Ever since scoring the overtime goal against the Montreal Canadiens in Game 4 of the second round last spring, every Bruins fan knew the kid could score.
But on Tuesday night, they saw a different side of Fraser, the tough, gritty side, giving the Bruins exactly what they needed with Brad Marchand out with an unspecified injury.
Fraser played all 20 shifts with Patrice Bergeron and Reilly Smith as the Bruins beat the Blues, 2-0, at TD Garden.
“Obviously, I like scoring goals,” Fraser said. “I like to be an offensive threat. But you’re not going to be that kind of guy every night. There’s going to be times when you have to be relied upon to be a defensive, sound player. I think on this team, that’s more my ‘ it’s not my job, but I have to broaden my game a little bit because every guy in this room is good defensively. That’s how this franchise has built their system: you got to be good defensively. You got to make sure you’re good in all three zones.”
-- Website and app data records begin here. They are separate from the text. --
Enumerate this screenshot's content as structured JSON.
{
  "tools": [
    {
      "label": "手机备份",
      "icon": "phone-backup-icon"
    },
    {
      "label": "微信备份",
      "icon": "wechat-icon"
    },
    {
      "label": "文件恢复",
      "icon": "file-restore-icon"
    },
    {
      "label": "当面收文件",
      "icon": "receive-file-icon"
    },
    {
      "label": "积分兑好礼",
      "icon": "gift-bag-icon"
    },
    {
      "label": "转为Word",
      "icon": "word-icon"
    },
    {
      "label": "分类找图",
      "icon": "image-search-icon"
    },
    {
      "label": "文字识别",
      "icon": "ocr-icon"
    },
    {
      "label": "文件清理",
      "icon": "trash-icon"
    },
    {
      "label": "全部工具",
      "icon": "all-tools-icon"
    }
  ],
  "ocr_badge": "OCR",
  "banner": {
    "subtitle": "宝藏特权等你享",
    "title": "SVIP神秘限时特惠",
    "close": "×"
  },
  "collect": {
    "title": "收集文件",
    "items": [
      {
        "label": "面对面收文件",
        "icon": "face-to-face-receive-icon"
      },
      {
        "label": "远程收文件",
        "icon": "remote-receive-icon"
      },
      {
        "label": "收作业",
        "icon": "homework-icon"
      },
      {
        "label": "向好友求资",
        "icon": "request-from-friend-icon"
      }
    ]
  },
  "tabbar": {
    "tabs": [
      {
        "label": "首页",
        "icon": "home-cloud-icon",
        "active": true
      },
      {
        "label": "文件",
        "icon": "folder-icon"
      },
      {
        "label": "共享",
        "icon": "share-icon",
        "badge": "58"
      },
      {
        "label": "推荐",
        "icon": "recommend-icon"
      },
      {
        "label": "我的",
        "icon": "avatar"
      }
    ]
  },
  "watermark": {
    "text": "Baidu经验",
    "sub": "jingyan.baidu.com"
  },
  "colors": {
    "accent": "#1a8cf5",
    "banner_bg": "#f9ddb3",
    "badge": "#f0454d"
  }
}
The irony is that Fraser did score a goal – with nine seconds left in the second period – but it was disallowed when referee Chris Lee ruled Fraser slammed into Blues goalie Brian Elliot before Elliot could play the puck.
“To me it should have been a goal,” coach Claude Julien said. “In my mind the puck’s in, it hits him, and it goes in before he even touches the goaltender. But those are unfortunately not reviewable, so he gets deprived from a goal. But the other part ‘ he deserves a lot of credit for his, he was on the line that played against their top-scoring line and defensively I thought he was very reliable. He played big, he played strong with Bergy [Patrice Bergeron] and [Reilly] Smith. I think that line did a great job against the [Vladimir] Tarasenko line.”